┌──

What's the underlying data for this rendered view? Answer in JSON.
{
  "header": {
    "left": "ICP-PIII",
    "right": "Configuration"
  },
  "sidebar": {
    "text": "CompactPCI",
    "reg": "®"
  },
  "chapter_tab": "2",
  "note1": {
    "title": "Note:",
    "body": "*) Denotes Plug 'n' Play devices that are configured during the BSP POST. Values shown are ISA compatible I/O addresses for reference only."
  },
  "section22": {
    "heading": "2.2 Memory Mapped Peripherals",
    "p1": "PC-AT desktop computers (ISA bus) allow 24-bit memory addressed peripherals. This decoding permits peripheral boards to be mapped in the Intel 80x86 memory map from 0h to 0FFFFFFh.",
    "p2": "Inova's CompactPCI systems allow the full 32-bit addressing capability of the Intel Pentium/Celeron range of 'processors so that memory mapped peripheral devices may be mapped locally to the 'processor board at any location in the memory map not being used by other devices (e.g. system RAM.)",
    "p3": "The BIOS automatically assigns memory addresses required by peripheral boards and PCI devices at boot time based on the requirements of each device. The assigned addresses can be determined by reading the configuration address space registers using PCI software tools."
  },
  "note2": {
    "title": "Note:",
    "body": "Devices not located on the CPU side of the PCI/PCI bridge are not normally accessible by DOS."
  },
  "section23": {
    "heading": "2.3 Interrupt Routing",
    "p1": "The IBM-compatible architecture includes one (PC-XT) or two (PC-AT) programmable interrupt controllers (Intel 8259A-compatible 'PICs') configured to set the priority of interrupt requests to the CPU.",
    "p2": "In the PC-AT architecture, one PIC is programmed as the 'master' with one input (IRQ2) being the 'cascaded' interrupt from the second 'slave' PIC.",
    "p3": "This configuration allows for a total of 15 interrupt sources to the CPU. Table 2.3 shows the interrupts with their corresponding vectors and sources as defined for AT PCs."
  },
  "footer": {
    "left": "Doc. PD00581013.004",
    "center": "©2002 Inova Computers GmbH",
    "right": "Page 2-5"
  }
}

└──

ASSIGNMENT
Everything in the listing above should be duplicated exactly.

WRITTEN SOLUTION
What's the underlying data for this rendered view? Answer in JSON.
{
  "header": {
    "left": "ICP-PIII",
    "right": "Configuration"
  },
  "sidebar": {
    "text": "CompactPCI",
    "reg": "®"
  },
  "chapter_tab": "2",
  "note1": {
    "title": "Note:",
    "body": "*) Denotes Plug 'n' Play devices that are configured during the BSP POST. Values shown are ISA compatible I/O addresses for reference only."
  },
  "section22": {
    "heading": "2.2 Memory Mapped Peripherals",
    "p1": "PC-AT desktop computers (ISA bus) allow 24-bit memory addressed peripherals. This decoding permits peripheral boards to be mapped in the Intel 80x86 memory map from 0h to 0FFFFFFh.",
    "p2": "Inova's CompactPCI systems allow the full 32-bit addressing capability of the Intel Pentium/Celeron range of 'processors so that memory mapped peripheral devices may be mapped locally to the 'processor board at any location in the memory map not being used by other devices (e.g. system RAM.)",
    "p3": "The BIOS automatically assigns memory addresses required by peripheral boards and PCI devices at boot time based on the requirements of each device. The assigned addresses can be determined by reading the configuration address space registers using PCI software tools."
  },
  "note2": {
    "title": "Note:",
    "body": "Devices not located on the CPU side of the PCI/PCI bridge are not normally accessible by DOS."
  },
  "section23": {
    "heading": "2.3 Interrupt Routing",
    "p1": "The IBM-compatible architecture includes one (PC-XT) or two (PC-AT) programmable interrupt controllers (Intel 8259A-compatible 'PICs') configured to set the priority of interrupt requests to the CPU.",
    "p2": "In the PC-AT architecture, one PIC is programmed as the 'master' with one input (IRQ2) being the 'cascaded' interrupt from the second 'slave' PIC.",
    "p3": "This configuration allows for a total of 15 interrupt sources to the CPU. Table 2.3 shows the interrupts with their corresponding vectors and sources as defined for AT PCs."
  },
  "footer": {
    "left": "Doc. PD00581013.004",
    "center": "©2002 Inova Computers GmbH",
    "right": "Page 2-5"
  }
}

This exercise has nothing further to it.